*Records for this exercise:*
+ + + + + + +
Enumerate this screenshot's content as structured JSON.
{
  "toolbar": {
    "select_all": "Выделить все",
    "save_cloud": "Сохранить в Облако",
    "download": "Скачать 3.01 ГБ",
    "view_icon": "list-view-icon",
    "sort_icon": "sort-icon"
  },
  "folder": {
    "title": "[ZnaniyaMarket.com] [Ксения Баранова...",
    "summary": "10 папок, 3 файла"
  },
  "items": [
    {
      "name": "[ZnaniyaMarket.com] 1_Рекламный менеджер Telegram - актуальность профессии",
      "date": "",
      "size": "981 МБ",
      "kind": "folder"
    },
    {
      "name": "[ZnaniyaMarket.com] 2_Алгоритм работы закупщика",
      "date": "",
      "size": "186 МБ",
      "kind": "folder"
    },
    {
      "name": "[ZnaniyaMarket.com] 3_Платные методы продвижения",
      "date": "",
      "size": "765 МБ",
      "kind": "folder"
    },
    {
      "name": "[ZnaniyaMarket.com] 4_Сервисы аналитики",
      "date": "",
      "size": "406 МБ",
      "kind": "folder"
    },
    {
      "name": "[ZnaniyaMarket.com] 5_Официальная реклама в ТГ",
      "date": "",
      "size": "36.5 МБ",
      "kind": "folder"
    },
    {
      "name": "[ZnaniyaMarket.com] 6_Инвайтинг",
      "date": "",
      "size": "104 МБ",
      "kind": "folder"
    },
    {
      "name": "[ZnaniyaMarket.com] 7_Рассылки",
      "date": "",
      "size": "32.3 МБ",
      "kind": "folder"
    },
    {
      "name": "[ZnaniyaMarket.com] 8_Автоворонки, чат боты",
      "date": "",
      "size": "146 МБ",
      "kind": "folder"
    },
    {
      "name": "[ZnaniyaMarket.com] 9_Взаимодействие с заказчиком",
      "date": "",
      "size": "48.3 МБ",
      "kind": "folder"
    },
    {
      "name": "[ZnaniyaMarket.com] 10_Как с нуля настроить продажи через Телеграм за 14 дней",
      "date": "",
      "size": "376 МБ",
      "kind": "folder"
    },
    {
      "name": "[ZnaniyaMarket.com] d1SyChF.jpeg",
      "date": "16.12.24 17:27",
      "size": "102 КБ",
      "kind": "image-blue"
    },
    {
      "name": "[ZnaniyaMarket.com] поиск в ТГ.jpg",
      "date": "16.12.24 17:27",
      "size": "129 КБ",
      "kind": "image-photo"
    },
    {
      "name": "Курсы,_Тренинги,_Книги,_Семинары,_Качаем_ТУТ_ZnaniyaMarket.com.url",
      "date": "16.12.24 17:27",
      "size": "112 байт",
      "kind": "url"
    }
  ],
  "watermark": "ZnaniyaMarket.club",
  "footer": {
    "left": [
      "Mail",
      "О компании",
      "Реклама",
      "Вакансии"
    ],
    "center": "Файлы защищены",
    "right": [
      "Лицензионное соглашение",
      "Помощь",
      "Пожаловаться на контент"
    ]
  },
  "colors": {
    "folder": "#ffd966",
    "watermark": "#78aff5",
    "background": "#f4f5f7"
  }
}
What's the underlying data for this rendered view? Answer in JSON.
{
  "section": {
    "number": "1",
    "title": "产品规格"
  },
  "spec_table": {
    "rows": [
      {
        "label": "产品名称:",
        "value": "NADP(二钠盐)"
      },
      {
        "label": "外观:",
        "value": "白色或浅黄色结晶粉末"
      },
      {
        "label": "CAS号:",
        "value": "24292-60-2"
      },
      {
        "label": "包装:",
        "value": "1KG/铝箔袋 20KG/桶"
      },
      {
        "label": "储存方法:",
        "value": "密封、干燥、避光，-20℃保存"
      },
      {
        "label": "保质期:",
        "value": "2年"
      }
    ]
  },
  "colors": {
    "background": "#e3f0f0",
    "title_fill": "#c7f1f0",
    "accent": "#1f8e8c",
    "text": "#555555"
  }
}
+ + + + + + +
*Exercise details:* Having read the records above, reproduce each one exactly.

*Expected output:*
Enumerate this screenshot's content as structured JSON.
{
  "toolbar": {
    "select_all": "Выделить все",
    "save_cloud": "Сохранить в Облако",
    "download": "Скачать 3.01 ГБ",
    "view_icon": "list-view-icon",
    "sort_icon": "sort-icon"
  },
  "folder": {
    "title": "[ZnaniyaMarket.com] [Ксения Баранова...",
    "summary": "10 папок, 3 файла"
  },
  "items": [
    {
      "name": "[ZnaniyaMarket.com] 1_Рекламный менеджер Telegram - актуальность профессии",
      "date": "",
      "size": "981 МБ",
      "kind": "folder"
    },
    {
      "name": "[ZnaniyaMarket.com] 2_Алгоритм работы закупщика",
      "date": "",
      "size": "186 МБ",
      "kind": "folder"
    },
    {
      "name": "[ZnaniyaMarket.com] 3_Платные методы продвижения",
      "date": "",
      "size": "765 МБ",
      "kind": "folder"
    },
    {
      "name": "[ZnaniyaMarket.com] 4_Сервисы аналитики",
      "date": "",
      "size": "406 МБ",
      "kind": "folder"
    },
    {
      "name": "[ZnaniyaMarket.com] 5_Официальная реклама в ТГ",
      "date": "",
      "size": "36.5 МБ",
      "kind": "folder"
    },
    {
      "name": "[ZnaniyaMarket.com] 6_Инвайтинг",
      "date": "",
      "size": "104 МБ",
      "kind": "folder"
    },
    {
      "name": "[ZnaniyaMarket.com] 7_Рассылки",
      "date": "",
      "size": "32.3 МБ",
      "kind": "folder"
    },
    {
      "name": "[ZnaniyaMarket.com] 8_Автоворонки, чат боты",
      "date": "",
      "size": "146 МБ",
      "kind": "folder"
    },
    {
      "name": "[ZnaniyaMarket.com] 9_Взаимодействие с заказчиком",
      "date": "",
      "size": "48.3 МБ",
      "kind": "folder"
    },
    {
      "name": "[ZnaniyaMarket.com] 10_Как с нуля настроить продажи через Телеграм за 14 дней",
      "date": "",
      "size": "376 МБ",
      "kind": "folder"
    },
    {
      "name": "[ZnaniyaMarket.com] d1SyChF.jpeg",
      "date": "16.12.24 17:27",
      "size": "102 КБ",
      "kind": "image-blue"
    },
    {
      "name": "[ZnaniyaMarket.com] поиск в ТГ.jpg",
      "date": "16.12.24 17:27",
      "size": "129 КБ",
      "kind": "image-photo"
    },
    {
      "name": "Курсы,_Тренинги,_Книги,_Семинары,_Качаем_ТУТ_ZnaniyaMarket.com.url",
      "date": "16.12.24 17:27",
      "size": "112 байт",
      "kind": "url"
    }
  ],
  "watermark": "ZnaniyaMarket.club",
  "footer": {
    "left": [
      "Mail",
      "О компании",
      "Реклама",
      "Вакансии"
    ],
    "center": "Файлы защищены",
    "right": [
      "Лицензионное соглашение",
      "Помощь",
      "Пожаловаться на контент"
    ]
  },
  "colors": {
    "folder": "#ffd966",
    "watermark": "#78aff5",
    "background": "#f4f5f7"
  }
}
What's the underlying data for this rendered view? Answer in JSON.
{
  "section": {
    "number": "1",
    "title": "产品规格"
  },
  "spec_table": {
    "rows": [
      {
        "label": "产品名称:",
        "value": "NADP(二钠盐)"
      },
      {
        "label": "外观:",
        "value": "白色或浅黄色结晶粉末"
      },
      {
        "label": "CAS号:",
        "value": "24292-60-2"
      },
      {
        "label": "包装:",
        "value": "1KG/铝箔袋 20KG/桶"
      },
      {
        "label": "储存方法:",
        "value": "密封、干燥、避光，-20℃保存"
      },
      {
        "label": "保质期:",
        "value": "2年"
      }
    ]
  },
  "colors": {
    "background": "#e3f0f0",
    "title_fill": "#c7f1f0",
    "accent": "#1f8e8c",
    "text": "#555555"
  }
}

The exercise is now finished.